> _Your goal_
Pictures are to be dropped from the copy. Retype the listing exactly.

—————

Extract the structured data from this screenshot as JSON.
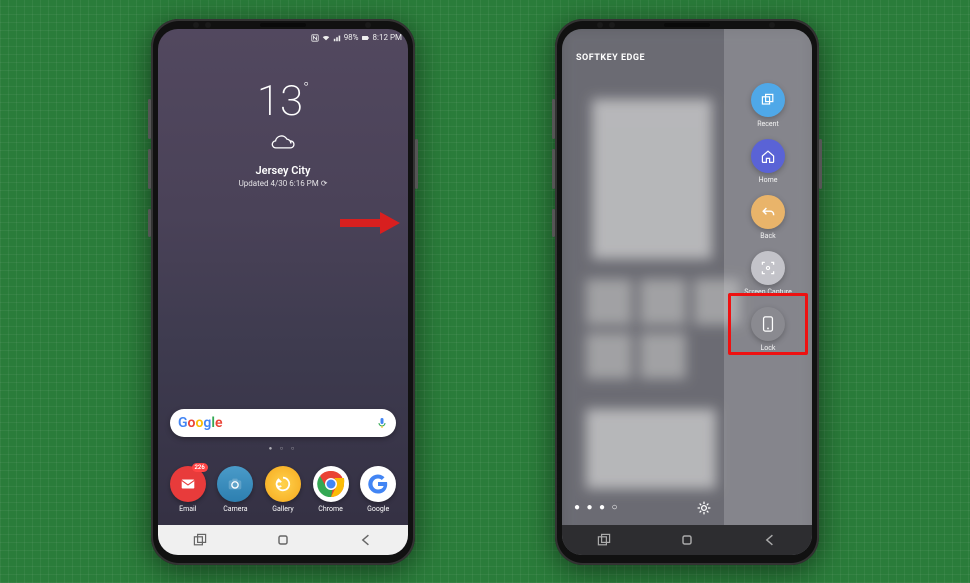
{
  "left": {
    "statusbar": {
      "battery": "98%",
      "time": "8:12 PM"
    },
    "weather": {
      "temp": "13",
      "city": "Jersey City",
      "updated": "Updated 4/30 6:16 PM ⟳"
    },
    "apps": [
      {
        "name": "email",
        "label": "Email",
        "color": "#e83b3b",
        "badge": "226"
      },
      {
        "name": "camera",
        "label": "Camera",
        "color": "#2d7fb0"
      },
      {
        "name": "gallery",
        "label": "Gallery",
        "color": "#f6a81c"
      },
      {
        "name": "chrome",
        "label": "Chrome",
        "color": "#ffffff"
      },
      {
        "name": "google",
        "label": "Google",
        "color": "#ffffff"
      }
    ]
  },
  "right": {
    "title": "SOFTKEY EDGE",
    "items": [
      {
        "name": "recent",
        "label": "Recent",
        "color": "#4fa8e8"
      },
      {
        "name": "home",
        "label": "Home",
        "color": "#5a63d6"
      },
      {
        "name": "back",
        "label": "Back",
        "color": "#e9b46a"
      },
      {
        "name": "screen-capture",
        "label": "Screen Capture",
        "color": "#b7b7bd"
      },
      {
        "name": "lock",
        "label": "Lock",
        "color": "#8a8a90"
      }
    ]
  }
}
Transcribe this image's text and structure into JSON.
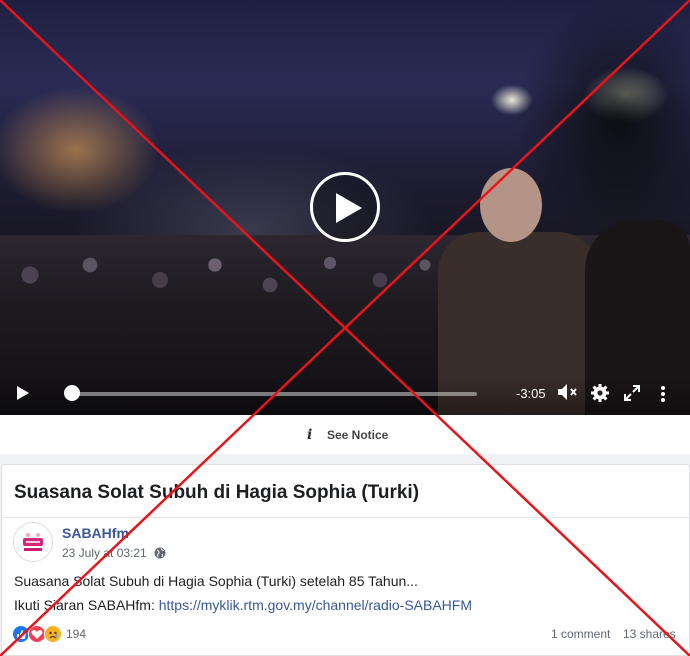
{
  "video": {
    "time_remaining": "-3:05",
    "progress_fraction": 0.02,
    "icons": {
      "play_center": "play-circle-icon",
      "play": "play-icon",
      "volume": "volume-muted-icon",
      "settings": "gear-icon",
      "fullscreen": "fullscreen-icon",
      "more": "more-vertical-icon"
    }
  },
  "notice": {
    "icon": "info-icon",
    "label": "See Notice"
  },
  "post": {
    "headline": "Suasana Solat Subuh di Hagia Sophia (Turki)",
    "author": "SABAHfm",
    "timestamp": "23 July at 03:21",
    "privacy_icon": "globe-icon",
    "text_line1": "Suasana Solat Subuh di Hagia Sophia (Turki) setelah 85 Tahun...",
    "text_line2_prefix": "Ikuti Siaran SABAHfm: ",
    "link": "https://myklik.rtm.gov.my/channel/radio-SABAHFM",
    "reaction_count": "194",
    "comments": "1 comment",
    "shares": "13 shares",
    "reaction_icons": [
      "like-icon",
      "love-icon",
      "sad-icon"
    ]
  },
  "overlay": {
    "mark": "red-x-mark",
    "color": "#e8141b"
  },
  "colors": {
    "link_blue": "#385898",
    "page_bg": "#f0f2f5"
  }
}
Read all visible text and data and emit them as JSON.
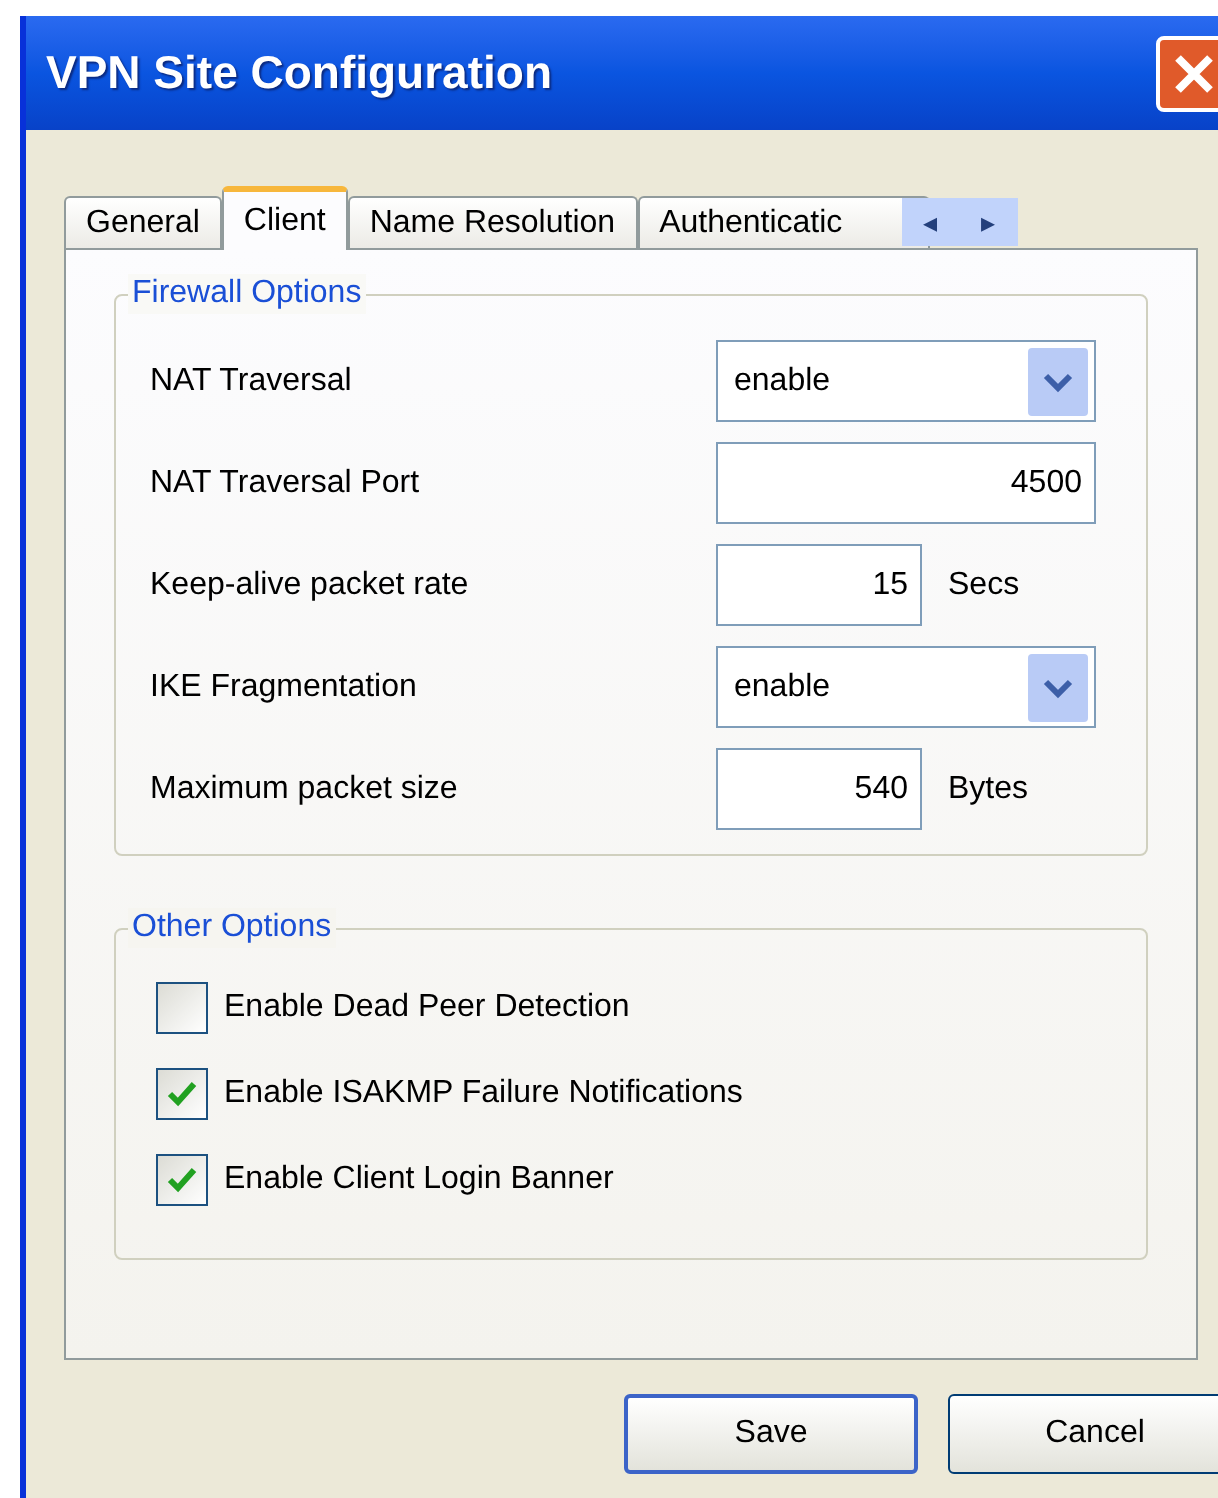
{
  "window": {
    "title": "VPN Site Configuration"
  },
  "tabs": [
    {
      "label": "General",
      "selected": false
    },
    {
      "label": "Client",
      "selected": true
    },
    {
      "label": "Name Resolution",
      "selected": false
    },
    {
      "label": "Authenticatic",
      "selected": false
    }
  ],
  "tab_scroll": {
    "left": "◂",
    "right": "▸"
  },
  "firewall_options": {
    "title": "Firewall Options",
    "rows": [
      {
        "kind": "select",
        "label": "NAT Traversal",
        "value": "enable"
      },
      {
        "kind": "text",
        "label": "NAT Traversal Port",
        "value": "4500"
      },
      {
        "kind": "unit",
        "label": "Keep-alive packet rate",
        "value": "15",
        "unit": "Secs"
      },
      {
        "kind": "select",
        "label": "IKE Fragmentation",
        "value": "enable"
      },
      {
        "kind": "unit",
        "label": "Maximum packet size",
        "value": "540",
        "unit": "Bytes"
      }
    ]
  },
  "other_options": {
    "title": "Other Options",
    "checkboxes": [
      {
        "label": "Enable Dead Peer Detection",
        "checked": false
      },
      {
        "label": "Enable ISAKMP Failure Notifications",
        "checked": true
      },
      {
        "label": "Enable Client Login Banner",
        "checked": true
      }
    ]
  },
  "buttons": [
    "Save",
    "Cancel"
  ]
}
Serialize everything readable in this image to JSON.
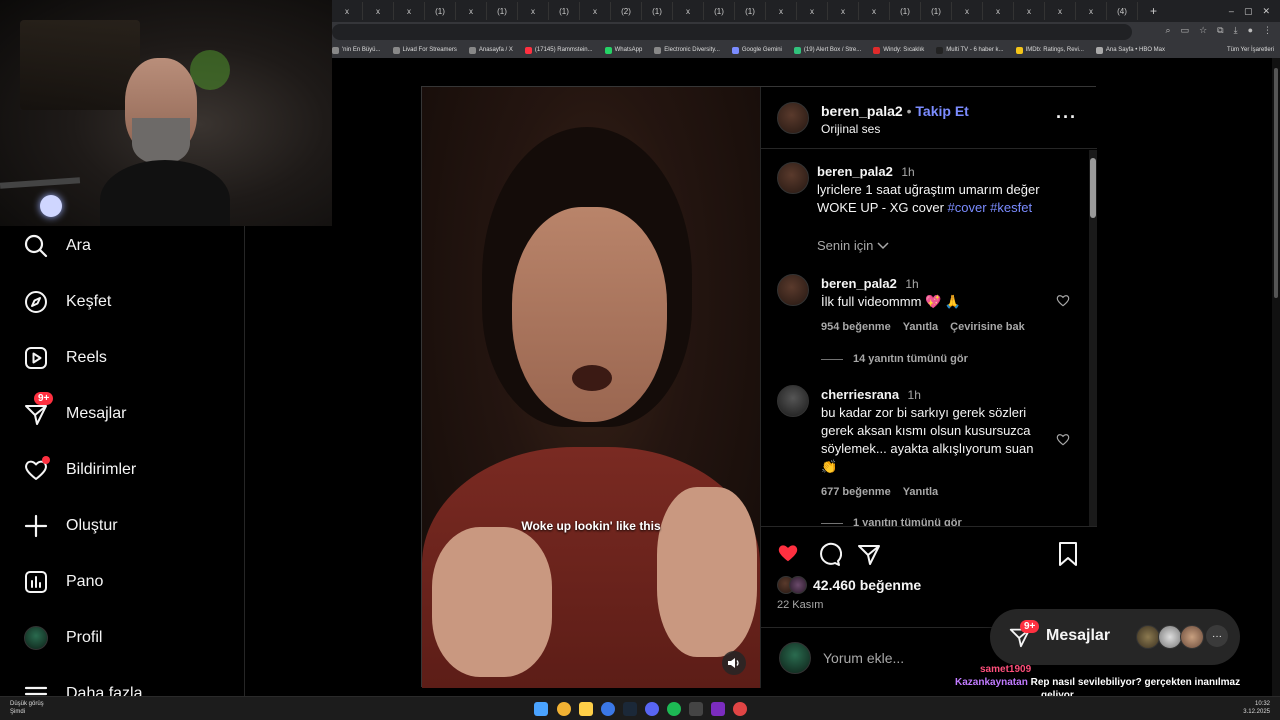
{
  "browser": {
    "tabs": [
      "x",
      "x",
      "x",
      "(1)",
      "x",
      "(1)",
      "x",
      "(1)",
      "x",
      "(2)",
      "(1)",
      "x",
      "(1)",
      "(1)",
      "x",
      "x",
      "x",
      "x",
      "(1)",
      "(1)",
      "x",
      "x",
      "x",
      "x",
      "x",
      "(4)"
    ],
    "new_tab": "+",
    "bookmarks": [
      "'nin En Büyü...",
      "Livad For Streamers",
      "Anasayfa / X",
      "(17145) Rammstein...",
      "WhatsApp",
      "Electronic Diversity...",
      "Google Gemini",
      "(19) Alert Box / Stre...",
      "Windy: Sıcaklık",
      "Multi TV - 6 haber k...",
      "IMDb: Ratings, Revi...",
      "Ana Sayfa • HBO Max"
    ],
    "all_bookmarks": "Tüm Yer İşaretleri",
    "window_controls": [
      "–",
      "▢",
      "✕"
    ]
  },
  "nav": {
    "items": [
      {
        "label": "Ara",
        "icon": "search-icon"
      },
      {
        "label": "Keşfet",
        "icon": "compass-icon"
      },
      {
        "label": "Reels",
        "icon": "reels-icon"
      },
      {
        "label": "Mesajlar",
        "icon": "messenger-icon",
        "badge": "9+"
      },
      {
        "label": "Bildirimler",
        "icon": "heart-icon"
      },
      {
        "label": "Oluştur",
        "icon": "plus-icon"
      },
      {
        "label": "Pano",
        "icon": "dashboard-icon"
      },
      {
        "label": "Profil",
        "icon": "avatar-icon"
      },
      {
        "label": "Daha fazla",
        "icon": "menu-icon"
      }
    ]
  },
  "post": {
    "video_caption": "Woke up lookin' like this",
    "author": "beren_pala2",
    "follow_sep": "•",
    "follow": "Takip Et",
    "audio": "Orijinal ses",
    "caption": {
      "user": "beren_pala2",
      "time": "1h",
      "text_line1": "lyriclere 1 saat uğraştım umarım değer",
      "text_line2_prefix": "WOKE UP - XG cover ",
      "hashtag1": "#cover",
      "hashtag2": "#kesfet"
    },
    "senin_icin": "Senin için",
    "comments": [
      {
        "user": "beren_pala2",
        "time": "1h",
        "text": "İlk full videommm 💖 🙏",
        "likes": "954 beğenme",
        "reply": "Yanıtla",
        "translate": "Çevirisine bak",
        "view_replies": "14 yanıtın tümünü gör"
      },
      {
        "user": "cherriesrana",
        "time": "1h",
        "text_lines": [
          "bu kadar zor bi sarkıyı gerek sözleri",
          "gerek aksan kısmı olsun kusursuzca",
          "söylemek... ayakta alkışlıyorum suan",
          "👏"
        ],
        "likes": "677 beğenme",
        "reply": "Yanıtla",
        "view_replies": "1 yanıtın tümünü gör"
      }
    ],
    "likes": "42.460 beğenme",
    "date": "22 Kasım",
    "add_comment_placeholder": "Yorum ekle..."
  },
  "messages_pill": {
    "label": "Mesajlar",
    "badge": "9+",
    "more": "···"
  },
  "chat_overlay": {
    "user1": "samet1909",
    "user2": "Kazankaynatan",
    "message_line1": "Rep nasıl sevilebiliyor? gerçekten inanılmaz",
    "message_line2": "geliyor."
  },
  "taskbar": {
    "weather_line1": "Düşük görüş",
    "weather_line2": "Şimdi",
    "time": "10:32",
    "date": "3.12.2025"
  },
  "colors": {
    "accent_blue": "#7b8cff",
    "like_red": "#ff3040",
    "bg": "#000000"
  }
}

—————

> _Reply to the task_
Extract the structured data from this screenshot as JSON.
{
  "left": {
    "statusbar": {
      "battery": "98%",
      "time": "8:12 PM"
    },
    "weather": {
      "temp": "13",
      "city": "Jersey City",
      "updated": "Updated 4/30 6:16 PM ⟳"
    },
    "apps": [
      {
        "name": "email",
        "label": "Email",
        "color": "#e83b3b",
        "badge": "226"
      },
      {
        "name": "camera",
        "label": "Camera",
        "color": "#2d7fb0"
      },
      {
        "name": "gallery",
        "label": "Gallery",
        "color": "#f6a81c"
      },
      {
        "name": "chrome",
        "label": "Chrome",
        "color": "#ffffff"
      },
      {
        "name": "google",
        "label": "Google",
        "color": "#ffffff"
      }
    ]
  },
  "right": {
    "title": "SOFTKEY EDGE",
    "items": [
      {
        "name": "recent",
        "label": "Recent",
        "color": "#4fa8e8"
      },
      {
        "name": "home",
        "label": "Home",
        "color": "#5a63d6"
      },
      {
        "name": "back",
        "label": "Back",
        "color": "#e9b46a"
      },
      {
        "name": "screen-capture",
        "label": "Screen Capture",
        "color": "#b7b7bd"
      },
      {
        "name": "lock",
        "label": "Lock",
        "color": "#8a8a90"
      }
    ]
  }
}
Transcribe this image's text and structure into JSON.
{
  "video": {
    "time_remaining": "-3:05",
    "progress_fraction": 0.02,
    "icons": {
      "play_center": "play-circle-icon",
      "play": "play-icon",
      "volume": "volume-muted-icon",
      "settings": "gear-icon",
      "fullscreen": "fullscreen-icon",
      "more": "more-vertical-icon"
    }
  },
  "notice": {
    "icon": "info-icon",
    "label": "See Notice"
  },
  "post": {
    "headline": "Suasana Solat Subuh di Hagia Sophia (Turki)",
    "author": "SABAHfm",
    "timestamp": "23 July at 03:21",
    "privacy_icon": "globe-icon",
    "text_line1": "Suasana Solat Subuh di Hagia Sophia (Turki) setelah 85 Tahun...",
    "text_line2_prefix": "Ikuti Siaran SABAHfm: ",
    "link": "https://myklik.rtm.gov.my/channel/radio-SABAHFM",
    "reaction_count": "194",
    "comments": "1 comment",
    "shares": "13 shares",
    "reaction_icons": [
      "like-icon",
      "love-icon",
      "sad-icon"
    ]
  },
  "overlay": {
    "mark": "red-x-mark",
    "color": "#e8141b"
  },
  "colors": {
    "link_blue": "#385898",
    "page_bg": "#f0f2f5"
  }
}
Read all visible text and data and emit them as JSON.
{
  "window": {
    "title": "VPN Site Configuration"
  },
  "tabs": [
    {
      "label": "General",
      "selected": false
    },
    {
      "label": "Client",
      "selected": true
    },
    {
      "label": "Name Resolution",
      "selected": false
    },
    {
      "label": "Authenticatic",
      "selected": false
    }
  ],
  "tab_scroll": {
    "left": "◂",
    "right": "▸"
  },
  "firewall_options": {
    "title": "Firewall Options",
    "rows": [
      {
        "kind": "select",
        "label": "NAT Traversal",
        "value": "enable"
      },
      {
        "kind": "text",
        "label": "NAT Traversal Port",
        "value": "4500"
      },
      {
        "kind": "unit",
        "label": "Keep-alive packet rate",
        "value": "15",
        "unit": "Secs"
      },
      {
        "kind": "select",
        "label": "IKE Fragmentation",
        "value": "enable"
      },
      {
        "kind": "unit",
        "label": "Maximum packet size",
        "value": "540",
        "unit": "Bytes"
      }
    ]
  },
  "other_options": {
    "title": "Other Options",
    "checkboxes": [
      {
        "label": "Enable Dead Peer Detection",
        "checked": false
      },
      {
        "label": "Enable ISAKMP Failure Notifications",
        "checked": true
      },
      {
        "label": "Enable Client Login Banner",
        "checked": true
      }
    ]
  },
  "buttons": [
    "Save",
    "Cancel"
  ]
}
Serialize everything readable in this image to JSON.
{
  "browser": {
    "tabs": [
      "x",
      "x",
      "x",
      "(1)",
      "x",
      "(1)",
      "x",
      "(1)",
      "x",
      "(2)",
      "(1)",
      "x",
      "(1)",
      "(1)",
      "x",
      "x",
      "x",
      "x",
      "(1)",
      "(1)",
      "x",
      "x",
      "x",
      "x",
      "x",
      "(4)"
    ],
    "new_tab": "+",
    "bookmarks": [
      "'nin En Büyü...",
      "Livad For Streamers",
      "Anasayfa / X",
      "(17145) Rammstein...",
      "WhatsApp",
      "Electronic Diversity...",
      "Google Gemini",
      "(19) Alert Box / Stre...",
      "Windy: Sıcaklık",
      "Multi TV - 6 haber k...",
      "IMDb: Ratings, Revi...",
      "Ana Sayfa • HBO Max"
    ],
    "all_bookmarks": "Tüm Yer İşaretleri",
    "window_controls": [
      "–",
      "▢",
      "✕"
    ]
  },
  "nav": {
    "items": [
      {
        "label": "Ara",
        "icon": "search-icon"
      },
      {
        "label": "Keşfet",
        "icon": "compass-icon"
      },
      {
        "label": "Reels",
        "icon": "reels-icon"
      },
      {
        "label": "Mesajlar",
        "icon": "messenger-icon",
        "badge": "9+"
      },
      {
        "label": "Bildirimler",
        "icon": "heart-icon"
      },
      {
        "label": "Oluştur",
        "icon": "plus-icon"
      },
      {
        "label": "Pano",
        "icon": "dashboard-icon"
      },
      {
        "label": "Profil",
        "icon": "avatar-icon"
      },
      {
        "label": "Daha fazla",
        "icon": "menu-icon"
      }
    ]
  },
  "post": {
    "video_caption": "Woke up lookin' like this",
    "author": "beren_pala2",
    "follow_sep": "•",
    "follow": "Takip Et",
    "audio": "Orijinal ses",
    "caption": {
      "user": "beren_pala2",
      "time": "1h",
      "text_line1": "lyriclere 1 saat uğraştım umarım değer",
      "text_line2_prefix": "WOKE UP - XG cover ",
      "hashtag1": "#cover",
      "hashtag2": "#kesfet"
    },
    "senin_icin": "Senin için",
    "comments": [
      {
        "user": "beren_pala2",
        "time": "1h",
        "text": "İlk full videommm 💖 🙏",
        "likes": "954 beğenme",
        "reply": "Yanıtla",
        "translate": "Çevirisine bak",
        "view_replies": "14 yanıtın tümünü gör"
      },
      {
        "user": "cherriesrana",
        "time": "1h",
        "text_lines": [
          "bu kadar zor bi sarkıyı gerek sözleri",
          "gerek aksan kısmı olsun kusursuzca",
          "söylemek... ayakta alkışlıyorum suan",
          "👏"
        ],
        "likes": "677 beğenme",
        "reply": "Yanıtla",
        "view_replies": "1 yanıtın tümünü gör"
      }
    ],
    "likes": "42.460 beğenme",
    "date": "22 Kasım",
    "add_comment_placeholder": "Yorum ekle..."
  },
  "messages_pill": {
    "label": "Mesajlar",
    "badge": "9+",
    "more": "···"
  },
  "chat_overlay": {
    "user1": "samet1909",
    "user2": "Kazankaynatan",
    "message_line1": "Rep nasıl sevilebiliyor? gerçekten inanılmaz",
    "message_line2": "geliyor."
  },
  "taskbar": {
    "weather_line1": "Düşük görüş",
    "weather_line2": "Şimdi",
    "time": "10:32",
    "date": "3.12.2025"
  },
  "colors": {
    "accent_blue": "#7b8cff",
    "like_red": "#ff3040",
    "bg": "#000000"
  }
}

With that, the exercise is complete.